We stayed at Hotel 18, which was across Collins Avenue from Miami Beach. It was a studio apartment, and I fully intended to cook one day while we were there. It didn’t happen.
I did use one of the glasses to keep a glass of cold water in the fridge at all times because it was humid. It wasn’t as humid as Hampton Roads or Richmond in August, and it came nowhere near Savannah in summer, but it was oppressive.
We celebrated our anniversary at Spiga and I began what nearly was a daily tradition of eating octopus. They were incredibly accommodating despite us being there really late due to a delay in us getting to Miami and arriving close to closing time.
The next day was my birthday. We didn’t leave the room until after 1 p.m., but I didn’t care because I could hear again.
Once we stated getting hungry, I remembered my promise to Dave that I would get at least one Cuban sandwich while I was there. I did a search for the most authentic place and was directed to the Playa Café on Washington Avenue.
I had to order this sandwich in my rusty Spanish. This sandwich was delicious. If it was the last sandwich I ever had in my entire life, I would have been OK with it. It might not look like a lot of food, but remember that a Cuban sandwich is pressed. Also, it was about the size of a Philly.
Afterward, we waddled our stuffed selves along the Lincoln Road Mall, where I bought some shirts after being afraid of my luggage not fitting in the plane and not factoring in sweating through at least one shirt a day. On the bright side, this allowed me to ditch some more shirts, so we’ve finally reached the point that my oldest shirt is 10 years old. Yes, until then, I was wearing clothes that dated from college. And high school.
Afterward, we met up with Renée’s friend Kris and celebrated my birthday. We started at Wet Willie’s deeper in South Beach. I’m not even going to link to that abomination. That was the place that got me everlasting gobstopped when I was in Savannah during a (nearly) citywide blackout.
After one drink, which was not as potent as the one in Georgia about eight years ago, we headed across Biscayne Bay to Brickell. Our first stop was Batch. I can’t reasonably judge this place because of where we went next.
Currently, my favorite restaurant, Spice, is in Manhattan, and my favorite bar is in Miami. I need to make a lot more money.
I love you, RedBar.
I’ve you’ve ever been to Charlottesville, RedBar is what Oakhart Social would be in a larger city. Although I’m back in the city with McCormack’s Whisky Grill (I prefer it to Big Whisky), I still miss Oakhart. But not as much as RedBar.
RedBar, I pine for you.
I had a life-changing Old Fashioned and drank Plato’s form of a Whiskey Sour.

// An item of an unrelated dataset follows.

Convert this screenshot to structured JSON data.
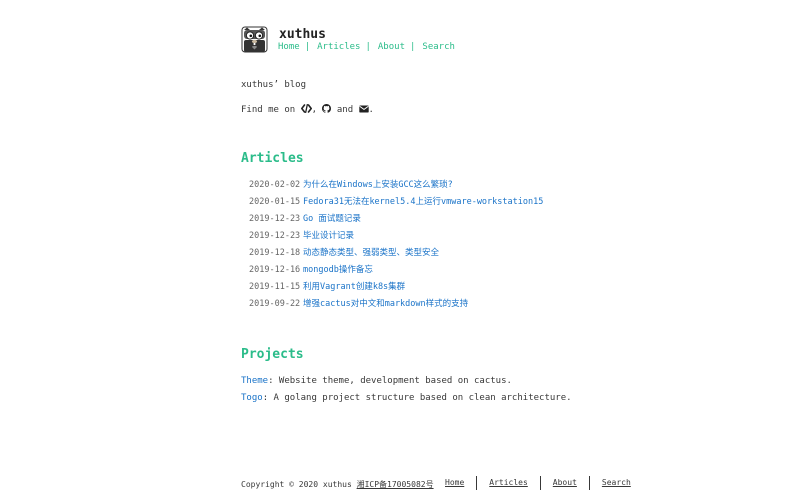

The atmosphere was perfect. The music was great. It’s currently my mental happy place.
Once my birthday was good and celebrated, Renée and I went to Maxine’s for a late-night snack. I don’t have a full grasp of how late it was. I don’t really want to know. It was a great night. That is all that matters.
The following day, we finally made it the entire block over to the beach.
Clearly, we were out for a long while. I still don’t fully recognize my arms. I still got about 25 pounds to go to get back to where I was before I had to commute to Charlottesville for four months, so I didn’t remove my shirt. I think I have to actually do real exercises because I tend to burn of whatever I eat any given day.
Except for June the 24th. We went to Indomania, in which I ate an obscene amount of food. Renée tends to eat only once a day, and I partially picked up on her habit on this trip. I could not handle it.
I was ravenous.
While she was picking at her plate, I devoured the majority of the Rijsttafel Sumatra. O, Dutch-Indonesian fusion, where have you been all of my life? I don’t know how people in Miami stay so svelte. I would be so fat if I lived there.
With no regrets.
Needless to say, I slept well that night.
There’s more to come. Expect Part Two within the next 24 hours.